And you'll see the inverse — how the "people" factor can go south, when a sustainability ethic without heart becomes a community-eroding eco-fundamentalist religion, and how we can heal from it. (You'll also find practical tips for saving fuel when cooking and the latest techniques and tools on strawbale building.) Sustainable communities, whether ecovillages or whole cities, are a matter of heart, as well as head and hands.
We hope you're experiencing this head-and-heart sustainability process in your own community, or in the group of friends or family or work colleagues or neighbors you're creating community with where you are.
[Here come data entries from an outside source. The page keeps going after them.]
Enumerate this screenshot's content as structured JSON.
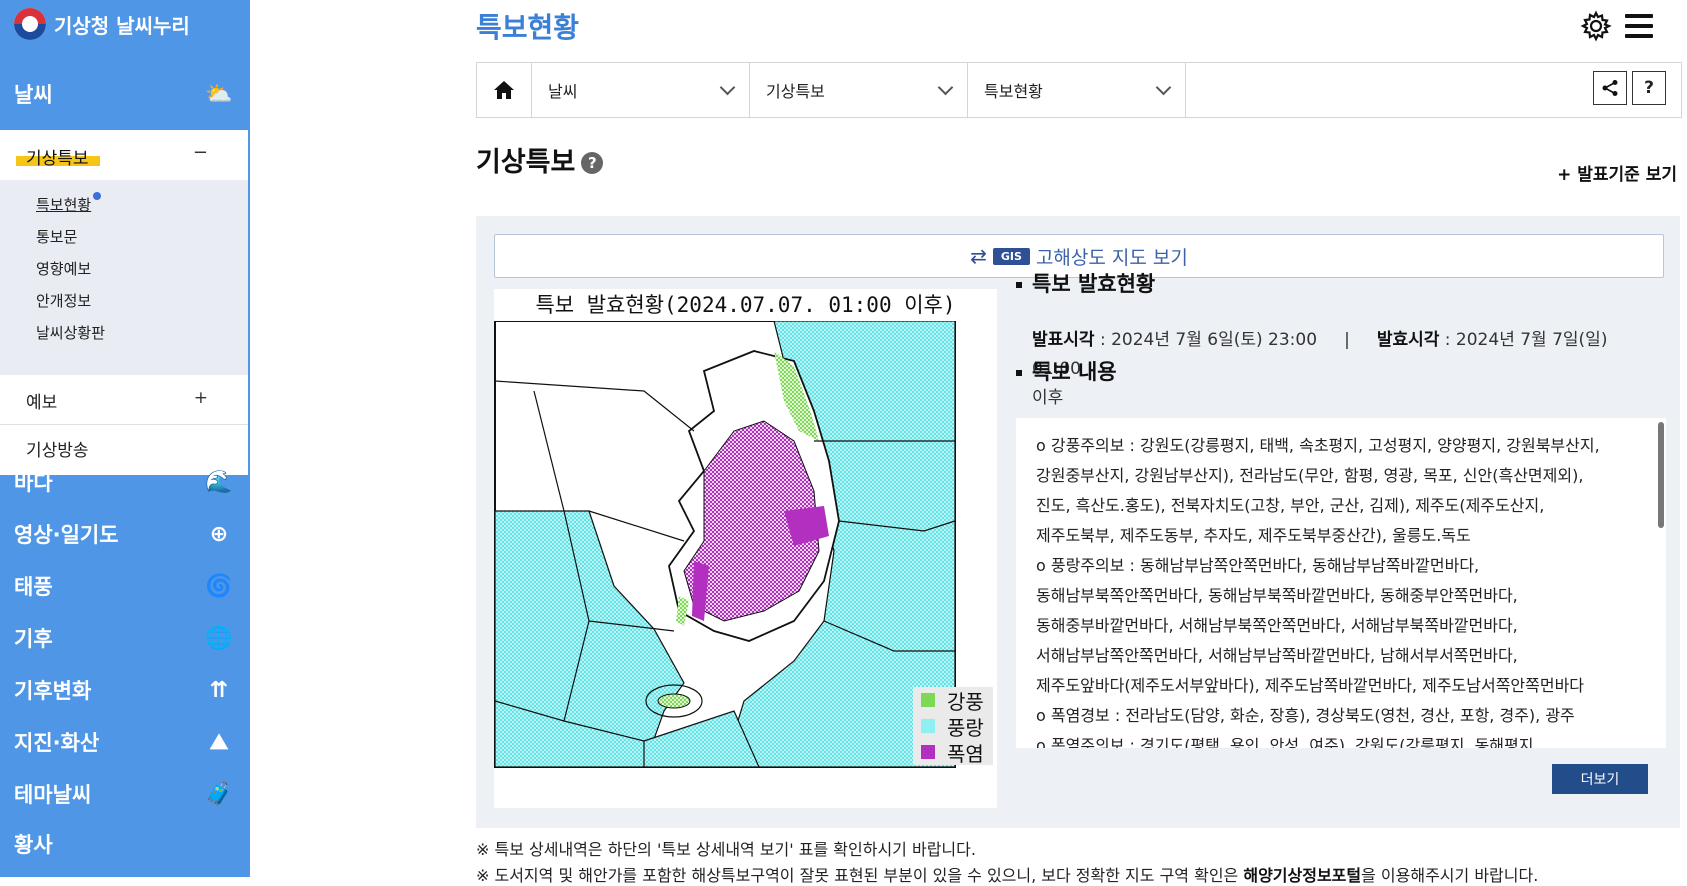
{
  "app": {
    "name": "기상청 날씨누리"
  },
  "sidebar": {
    "menus": [
      {
        "label": "날씨",
        "icon": "weather-icon"
      },
      {
        "label": "바다",
        "icon": "wave-icon"
      },
      {
        "label": "영상·일기도",
        "icon": "satellite-icon"
      },
      {
        "label": "태풍",
        "icon": "typhoon-icon"
      },
      {
        "label": "기후",
        "icon": "globe-icon"
      },
      {
        "label": "기후변화",
        "icon": "climate-change-icon"
      },
      {
        "label": "지진·화산",
        "icon": "earthquake-icon"
      },
      {
        "label": "테마날씨",
        "icon": "theme-bag-icon"
      },
      {
        "label": "황사"
      }
    ],
    "submenu": {
      "label": "기상특보",
      "toggle": "−",
      "items": [
        "특보현황",
        "통보문",
        "영향예보",
        "안개정보",
        "날씨상황판"
      ],
      "groups": [
        {
          "label": "예보",
          "toggle": "+"
        },
        {
          "label": "기상방송",
          "toggle": ""
        }
      ]
    }
  },
  "header": {
    "title": "특보현황"
  },
  "breadcrumb": {
    "items": [
      "날씨",
      "기상특보",
      "특보현황"
    ],
    "help": "?"
  },
  "section": {
    "title": "기상특보",
    "help": "?",
    "criteria": "+ 발표기준 보기"
  },
  "gis": {
    "badge": "GIS",
    "label": "고해상도 지도 보기"
  },
  "map": {
    "title": "특보 발효현황(2024.07.07. 01:00 이후)",
    "legend": [
      {
        "label": "강풍",
        "color": "#7ed957"
      },
      {
        "label": "풍랑",
        "color": "#8ef0f0"
      },
      {
        "label": "폭염",
        "color": "#b22fc0"
      }
    ]
  },
  "status": {
    "heading": "특보 발효현황",
    "announce_label": "발표시각",
    "announce_value": " : 2024년 7월 6일(토) 23:00",
    "sep": "|",
    "effective_label": "발효시각",
    "effective_value": " : 2024년 7월 7일(일) 01:00",
    "effective_suffix": "이후"
  },
  "content": {
    "heading": "특보 내용",
    "lines": [
      "o 강풍주의보 : 강원도(강릉평지, 태백, 속초평지, 고성평지, 양양평지, 강원북부산지,",
      "강원중부산지, 강원남부산지), 전라남도(무안, 함평, 영광, 목포, 신안(흑산면제외),",
      "진도, 흑산도.홍도), 전북자치도(고창, 부안, 군산, 김제), 제주도(제주도산지,",
      "제주도북부, 제주도동부, 추자도, 제주도북부중산간), 울릉도.독도",
      "o 풍랑주의보 : 동해남부남쪽안쪽먼바다, 동해남부남쪽바깥먼바다,",
      "동해남부북쪽안쪽먼바다, 동해남부북쪽바깥먼바다, 동해중부안쪽먼바다,",
      "동해중부바깥먼바다, 서해남부북쪽안쪽먼바다, 서해남부북쪽바깥먼바다,",
      "서해남부남쪽안쪽먼바다, 서해남부남쪽바깥먼바다, 남해서부서쪽먼바다,",
      "제주도앞바다(제주도서부앞바다), 제주도남쪽바깥먼바다, 제주도남서쪽안쪽먼바다",
      "o 폭염경보 : 전라남도(담양, 화순, 장흥), 경상북도(영천, 경산, 포항, 경주), 광주",
      "o 폭염주의보 : 경기도(평택, 용인, 안성, 여주), 강원도(강릉평지, 동해평지,"
    ],
    "more": "더보기"
  },
  "notes": {
    "n1": "※ 특보 상세내역은 하단의 '특보 상세내역 보기' 표를 확인하시기 바랍니다.",
    "n2a": "※ 도서지역 및 해안가를 포함한 해상특보구역이 잘못 표현된 부분이 있을 수 있으니, 보다 정확한 지도 구역 확인은 ",
    "n2b": "해양기상정보포털",
    "n2c": "을 이용해주시기 바랍니다."
  }
}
Good reading!
Diana Leafe Christian
Editor, Communities magazine
3RBN Note: Diana Christian's editorial above, with different photos in print, opens the Summer 2002 issue of Communities magazine. 3RBuilders.Net appreciates the magazine's kind permission to reprint her editorial reflections on an exciting day and night at the Armstrong-Allison homestead.
|About Communities Magazine|
Since 1972, Communities magazine, the Journal of Cooperative Living, has been the primary resource for information, issues, and ideas about intentional communities in North America — from urban co-ops to cohousing groups to ecovillages to rural communes. The 80-page quarterly is focusing increasingly on cohousing communities and aspiring ecovillages, as those are two of the fastest-growing kinds of communities in North America today.
Articles and columns in Communities Magazine cover practical "how-to" issues of community living as well as personal stories about forming new communities, decision-making, conflict resolution, raising children in community, sustainability, and much more.
Visit the Communities Magazine web site to learn about this publication, to subscribe and to purchase back issues singularly or in reprint collections.
Diana Christian's editorial reflections above are excerpted with permission from the Summer 2002 issue of Communities Magazine. $20 subscription ($24 Canada; $26 other countries); $6 sample issue ($7 Canada; $8 other countries). Rt. 1, Box 156, Rutledge, MO 63563; 660-883-5545; email@example.com; URL: http://fic.ic.org/cmag/.
We are pleased to publish a reprint of Communities magazine Editor, and Earthaven ecovillager, Diana Christian's reflection on the Armstrong-Allison's Work and Top-It-Off Party event held recently on the land at Earthaven.
3RBuilders.Net is Small Is Good Business Web – what Daniel Quinn, in Beyond Civilization, would call a New Tribal Venture. The mission of 3RBuilders.Net is to develop innovative designs and construction technologies as well as a new business model for the construction of affordable Green housing in rural and distressed urban communities.
If you would like to learn more about 3RBuilders.Net, please explore this web site and visit our sponsor's web site, Sohodojo, home of the nanocorp and 'War College' of the Small Is Good Business Revolution. The article, Two Small Is Good Business Webs Compared is especially relevant to understanding Small Is Good Business Webs and how they will operate as decentralized and distributed value chains knitting together a collaborative network of solo entrepreneurs and working families.
We also encourage you to learn more about Plan B, The Business Beyond Civilization Project at Sohodojo.
Peace and Happiness,
Sohodojo Jim and Timlynn
Supporting Members, Earthaven Ecovillage
Founders and Research Directors, Sohodojo
Copyright 1998-2008 Jim Salmons and Timlynn Babitsky for Sohodojo | Our Privacy Statement
"War College" of the Small Is Good Business Revolution
Website design and hosting by JFS Consulting
A Porfolio Life nanocorp